You should always start your cover letter with the reason you’re writing, which in every case, should be the position you want to apply for and where you learned about the position. But your first paragraph is also an opportunity to make an instant connection.
Were you referred to the position by someone? Did you meet an employee by chance and learn about the job? Have you known someone for years that works there? If they have a positive reputation, don't be afraid to name drop! Creating a connection makes you an automatic insider.
Cover Letter Hint: Watch the length of your cover letter. A half page to two-thirds of a page is the right length. Paragraphs should also be short and well written for easy scanning. As Mark Twain so famously said, “I didn’t have time to write a short letter, so I wrote a long one instead.” The extra time you take to craft a short letter will be evident to employers!
Step Three: You in Connection to Them
In your second paragraph, start by detailing why you want to work for this particular employer. What makes them special in your opinion? What do you connect with when learning about what they do? Why this position? Again, you can learn a lot about a company through their website, mission statement and press releases. Do your homework.
Your cover letter should focus on you in connection to them. Try to avoid focusing solely on you and reduce the number of “I” statements in your letter, if possible.
Try to answer these questions with your cover letter:
- How can you help them succeed?
- What is it about what they do and this specific position that you’re excited/passionate about?
- How can you show them you’re a good fit for their team?
Cover Letter Hint: Don’t be too generic. This is the time to show your voice or writing personality and give the hiring manager an indication of what kind of employee and communicator you’ll be on the job. Use details and personalize your letter to give a great first impression.
Step Four: Get Concrete

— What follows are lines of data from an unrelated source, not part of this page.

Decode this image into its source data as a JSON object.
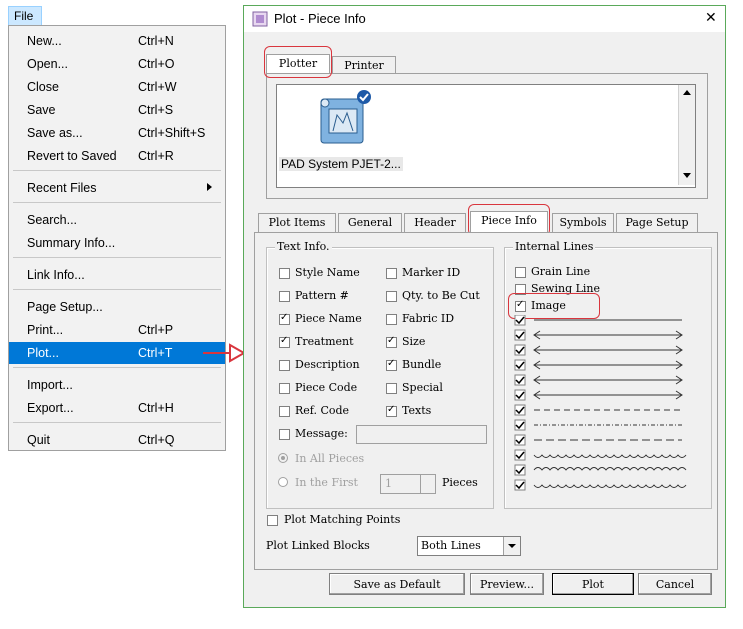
{
  "menu": {
    "title": "File",
    "items": [
      {
        "label": "New...",
        "shortcut": "Ctrl+N"
      },
      {
        "label": "Open...",
        "shortcut": "Ctrl+O"
      },
      {
        "label": "Close",
        "shortcut": "Ctrl+W"
      },
      {
        "label": "Save",
        "shortcut": "Ctrl+S"
      },
      {
        "label": "Save as...",
        "shortcut": "Ctrl+Shift+S"
      },
      {
        "label": "Revert to Saved",
        "shortcut": "Ctrl+R"
      },
      {
        "label": "Recent Files",
        "shortcut": ""
      },
      {
        "label": "Search...",
        "shortcut": ""
      },
      {
        "label": "Summary Info...",
        "shortcut": ""
      },
      {
        "label": "Link Info...",
        "shortcut": ""
      },
      {
        "label": "Page Setup...",
        "shortcut": ""
      },
      {
        "label": "Print...",
        "shortcut": "Ctrl+P"
      },
      {
        "label": "Plot...",
        "shortcut": "Ctrl+T"
      },
      {
        "label": "Import...",
        "shortcut": ""
      },
      {
        "label": "Export...",
        "shortcut": "Ctrl+H"
      },
      {
        "label": "Quit",
        "shortcut": "Ctrl+Q"
      }
    ]
  },
  "dialog": {
    "title": "Plot - Piece Info",
    "close": "✕",
    "device_tabs": [
      "Plotter",
      "Printer"
    ],
    "device_name": "PAD System PJET-2...",
    "tabs": [
      "Plot Items",
      "General",
      "Header",
      "Piece Info",
      "Symbols",
      "Page Setup"
    ],
    "text_info": {
      "label": "Text Info.",
      "col1": [
        {
          "label": "Style Name",
          "checked": false
        },
        {
          "label": "Pattern #",
          "checked": false
        },
        {
          "label": "Piece Name",
          "checked": true
        },
        {
          "label": "Treatment",
          "checked": true
        },
        {
          "label": "Description",
          "checked": false
        },
        {
          "label": "Piece Code",
          "checked": false
        },
        {
          "label": "Ref. Code",
          "checked": false
        }
      ],
      "col2": [
        {
          "label": "Marker ID",
          "checked": false
        },
        {
          "label": "Qty. to Be Cut",
          "checked": false
        },
        {
          "label": "Fabric ID",
          "checked": false
        },
        {
          "label": "Size",
          "checked": true
        },
        {
          "label": "Bundle",
          "checked": true
        },
        {
          "label": "Special",
          "checked": false
        },
        {
          "label": "Texts",
          "checked": true
        }
      ],
      "message_label": "Message:",
      "in_all": "In All Pieces",
      "in_first": "In the First",
      "in_first_value": "1",
      "pieces": "Pieces"
    },
    "internal_lines": {
      "label": "Internal Lines",
      "grain": "Grain Line",
      "sewing": "Sewing Line",
      "image": "Image"
    },
    "plot_matching": "Plot Matching Points",
    "linked_label": "Plot Linked Blocks",
    "linked_value": "Both Lines",
    "buttons": {
      "save_default": "Save as Default",
      "preview": "Preview...",
      "plot": "Plot",
      "cancel": "Cancel"
    }
  }
}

The third paragraph is all about giving concrete examples of what you can do for them. Closely inspect the job ad and make a 1:1 connection between skills and experiences they’re asking for and those you’re offering. They say they want someone who can perform financial audits? Explain how you’ve done so in the past. Don’t be afraid to use anecdotes or short stories to explain your experience!

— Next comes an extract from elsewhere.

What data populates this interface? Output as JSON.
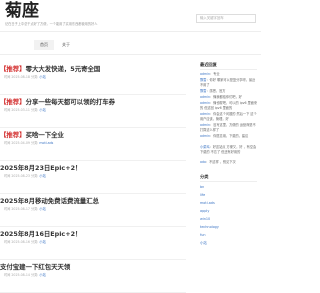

Cover Letter Hint: When writing your cover letter, refer to the job ad often. Use the language they use to be sure you capture their attention.
Step Five: Wrap It Up
Finish your cover letter with a sentence or two that sums up your qualifications and end by expressing your desire for an interview in the near future to discuss how you can help meet their needs.
Cover Letter Hint: Save your resume and cover letter as a PDF prior to sending or uploading. This will ensure your intended formatting stays put and your professionalism remains intact.
With these five cover letter steps, you’re well on your way to impressing your next hiring manager!